--- Data ---

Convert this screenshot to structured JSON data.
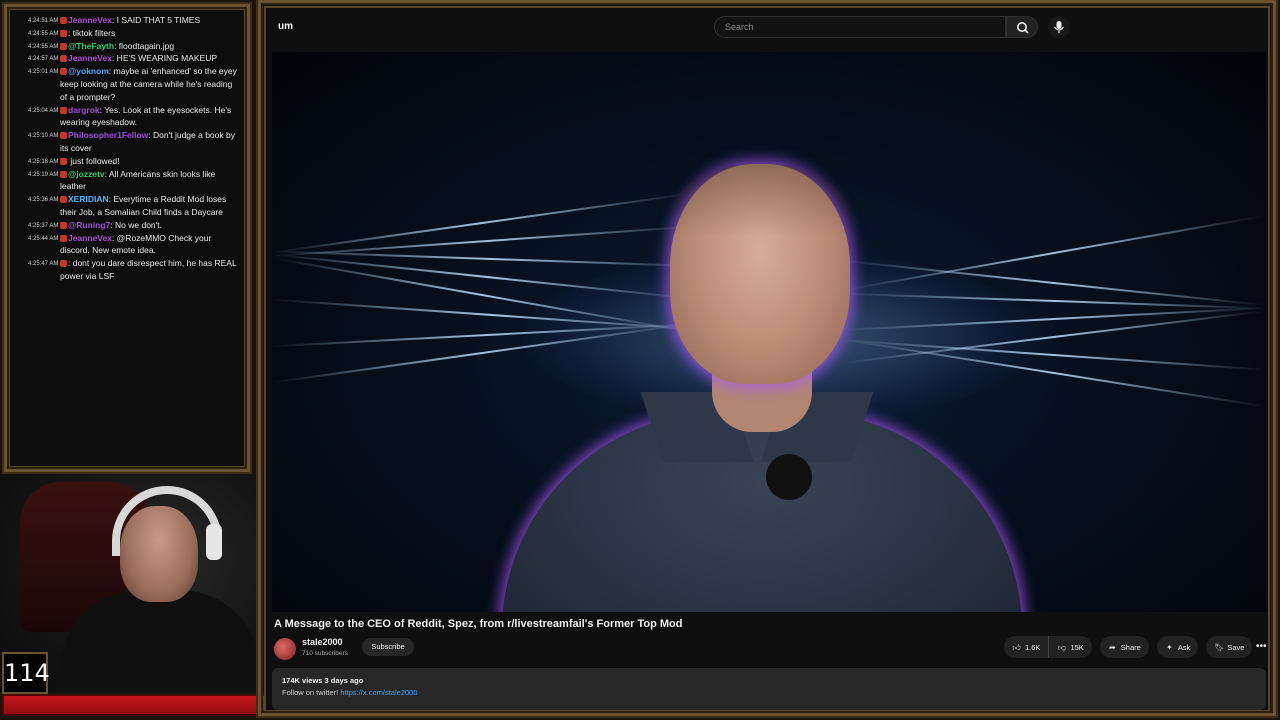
{
  "chat": {
    "messages": [
      {
        "time": "4:24:51 AM",
        "user": "JeanneVex",
        "user_color": "#b34bd6",
        "text": ": I SAID THAT 5 TIMES"
      },
      {
        "time": "4:24:55 AM",
        "user": "",
        "user_color": "#b34bd6",
        "text": ": tiktok filters"
      },
      {
        "time": "4:24:55 AM",
        "user": "@TheFayth",
        "user_color": "#2ecc71",
        "text": ": floodtagain.jpg"
      },
      {
        "time": "4:24:57 AM",
        "user": "JeanneVex",
        "user_color": "#b34bd6",
        "text": ": HE'S WEARING MAKEUP"
      },
      {
        "time": "4:25:01 AM",
        "user": "@yoknom",
        "user_color": "#4aa3ff",
        "text": ": maybe ai 'enhanced' so the eyey keep looking at the camera while he's reading of a prompter?"
      },
      {
        "time": "4:25:04 AM",
        "user": "dargrok",
        "user_color": "#a04ad6",
        "text": ": Yes. Look at the eyesockets. He's wearing eyeshadow."
      },
      {
        "time": "4:25:10 AM",
        "user": "Philosopher1Fellow",
        "user_color": "#9a4ad6",
        "text": ": Don't judge a book by its cover"
      },
      {
        "time": "4:25:18 AM",
        "user": "",
        "user_color": "#3a4fd6",
        "text": " just followed!"
      },
      {
        "time": "4:25:19 AM",
        "user": "@jozzetv",
        "user_color": "#2ecc71",
        "text": ": All Americans skin looks like leather"
      },
      {
        "time": "4:25:36 AM",
        "user": "XERIDIAN",
        "user_color": "#4ab8ff",
        "text": ": Everytime a Reddit Mod loses their Job, a Somalian Child finds a Daycare"
      },
      {
        "time": "4:25:37 AM",
        "user": "@Runing7",
        "user_color": "#a04ad6",
        "text": ": No we don't."
      },
      {
        "time": "4:25:44 AM",
        "user": "JeanneVex",
        "user_color": "#b34bd6",
        "text": ": @RozeMMO Check your discord. New emote idea."
      },
      {
        "time": "4:25:47 AM",
        "user": "",
        "user_color": "#3a4fd6",
        "text": ": dont you dare disrespect him, he has REAL power via LSF"
      }
    ]
  },
  "overlay": {
    "counter": "114"
  },
  "youtube": {
    "logo_fragment": "um",
    "search_placeholder": "Search",
    "video": {
      "title": "A Message to the CEO of Reddit, Spez, from r/livestreamfail's Former Top Mod",
      "channel": "stale2000",
      "subscribers": "710 subscribers",
      "subscribe_label": "Subscribe",
      "likes": "1.6K",
      "dislikes": "15K",
      "share_label": "Share",
      "ask_label": "Ask",
      "save_label": "Save",
      "views_date": "174K views  3 days ago",
      "desc_prefix": "Follow on twitter!",
      "desc_link": "https://x.com/stale2000"
    }
  }
}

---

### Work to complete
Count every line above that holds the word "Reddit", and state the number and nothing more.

### Response
2